ASSIGNMENT
Reproduce the data below exactly. Skip the pictures.

DATA FOR THIS EXERCISE Block Start

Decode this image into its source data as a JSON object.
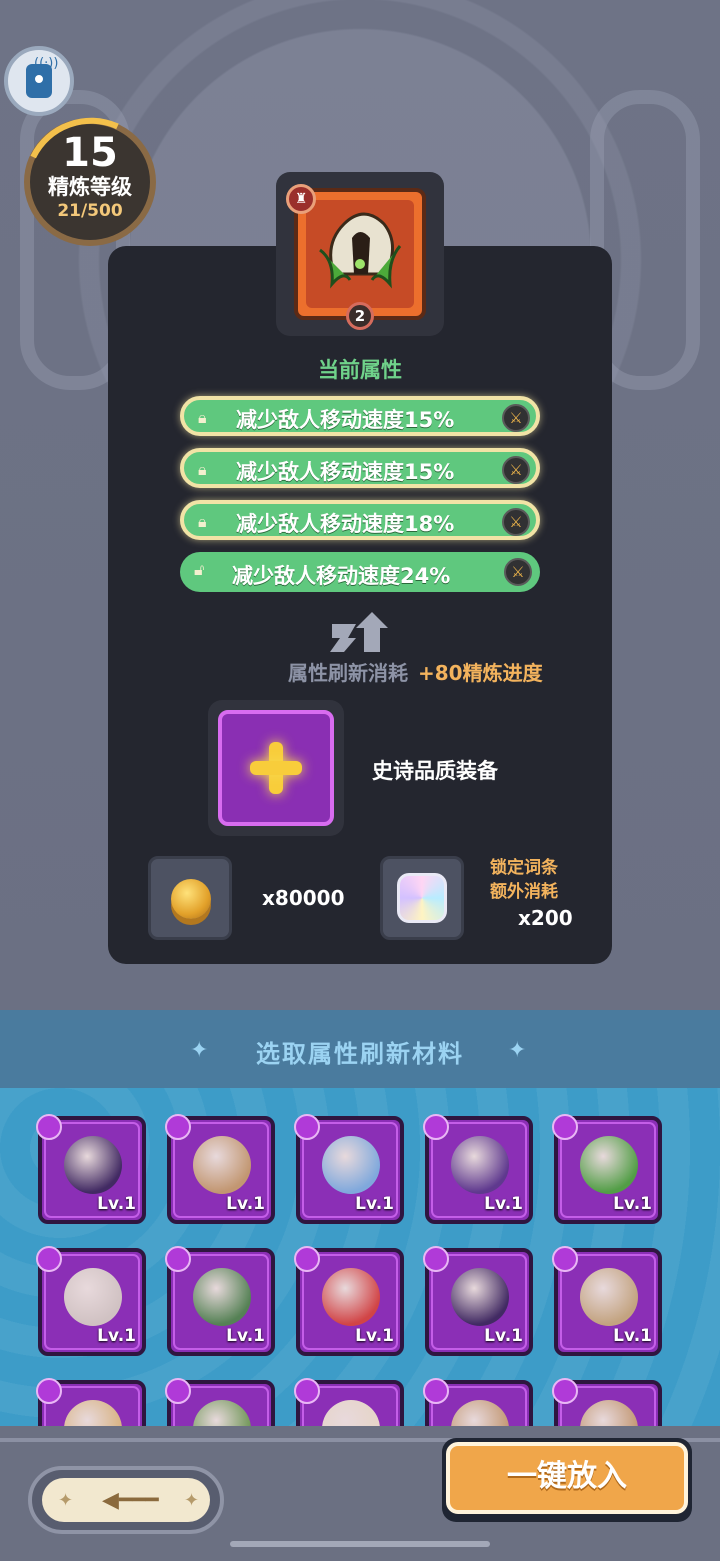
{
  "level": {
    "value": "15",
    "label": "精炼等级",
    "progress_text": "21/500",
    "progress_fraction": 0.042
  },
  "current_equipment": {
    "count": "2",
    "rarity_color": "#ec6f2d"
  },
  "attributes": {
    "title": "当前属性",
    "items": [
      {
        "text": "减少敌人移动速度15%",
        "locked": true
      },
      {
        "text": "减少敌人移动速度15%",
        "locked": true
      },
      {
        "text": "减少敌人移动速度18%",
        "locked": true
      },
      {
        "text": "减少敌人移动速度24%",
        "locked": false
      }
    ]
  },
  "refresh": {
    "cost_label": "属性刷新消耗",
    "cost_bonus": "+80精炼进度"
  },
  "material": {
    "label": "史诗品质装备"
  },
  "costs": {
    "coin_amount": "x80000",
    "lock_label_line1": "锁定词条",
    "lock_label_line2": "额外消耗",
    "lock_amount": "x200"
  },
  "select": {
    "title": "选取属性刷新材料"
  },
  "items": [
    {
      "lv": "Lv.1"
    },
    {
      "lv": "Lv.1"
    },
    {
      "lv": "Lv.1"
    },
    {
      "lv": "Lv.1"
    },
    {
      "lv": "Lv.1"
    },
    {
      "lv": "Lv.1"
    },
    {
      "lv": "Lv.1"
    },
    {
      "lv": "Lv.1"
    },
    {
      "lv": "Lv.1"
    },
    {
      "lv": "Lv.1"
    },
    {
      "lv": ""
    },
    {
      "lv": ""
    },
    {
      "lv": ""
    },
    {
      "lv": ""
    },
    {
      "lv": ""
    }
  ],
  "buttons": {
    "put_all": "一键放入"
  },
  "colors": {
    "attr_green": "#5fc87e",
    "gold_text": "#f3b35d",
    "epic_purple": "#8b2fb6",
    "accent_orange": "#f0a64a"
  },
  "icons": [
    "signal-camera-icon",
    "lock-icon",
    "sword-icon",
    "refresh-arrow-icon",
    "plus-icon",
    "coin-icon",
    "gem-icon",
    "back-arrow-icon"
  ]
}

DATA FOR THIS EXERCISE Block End

EXERCISE RESULT
Decode this image into its source data as a JSON object.
{
  "level": {
    "value": "15",
    "label": "精炼等级",
    "progress_text": "21/500",
    "progress_fraction": 0.042
  },
  "current_equipment": {
    "count": "2",
    "rarity_color": "#ec6f2d"
  },
  "attributes": {
    "title": "当前属性",
    "items": [
      {
        "text": "减少敌人移动速度15%",
        "locked": true
      },
      {
        "text": "减少敌人移动速度15%",
        "locked": true
      },
      {
        "text": "减少敌人移动速度18%",
        "locked": true
      },
      {
        "text": "减少敌人移动速度24%",
        "locked": false
      }
    ]
  },
  "refresh": {
    "cost_label": "属性刷新消耗",
    "cost_bonus": "+80精炼进度"
  },
  "material": {
    "label": "史诗品质装备"
  },
  "costs": {
    "coin_amount": "x80000",
    "lock_label_line1": "锁定词条",
    "lock_label_line2": "额外消耗",
    "lock_amount": "x200"
  },
  "select": {
    "title": "选取属性刷新材料"
  },
  "items": [
    {
      "lv": "Lv.1"
    },
    {
      "lv": "Lv.1"
    },
    {
      "lv": "Lv.1"
    },
    {
      "lv": "Lv.1"
    },
    {
      "lv": "Lv.1"
    },
    {
      "lv": "Lv.1"
    },
    {
      "lv": "Lv.1"
    },
    {
      "lv": "Lv.1"
    },
    {
      "lv": "Lv.1"
    },
    {
      "lv": "Lv.1"
    },
    {
      "lv": ""
    },
    {
      "lv": ""
    },
    {
      "lv": ""
    },
    {
      "lv": ""
    },
    {
      "lv": ""
    }
  ],
  "buttons": {
    "put_all": "一键放入"
  },
  "colors": {
    "attr_green": "#5fc87e",
    "gold_text": "#f3b35d",
    "epic_purple": "#8b2fb6",
    "accent_orange": "#f0a64a"
  },
  "icons": [
    "signal-camera-icon",
    "lock-icon",
    "sword-icon",
    "refresh-arrow-icon",
    "plus-icon",
    "coin-icon",
    "gem-icon",
    "back-arrow-icon"
  ]
}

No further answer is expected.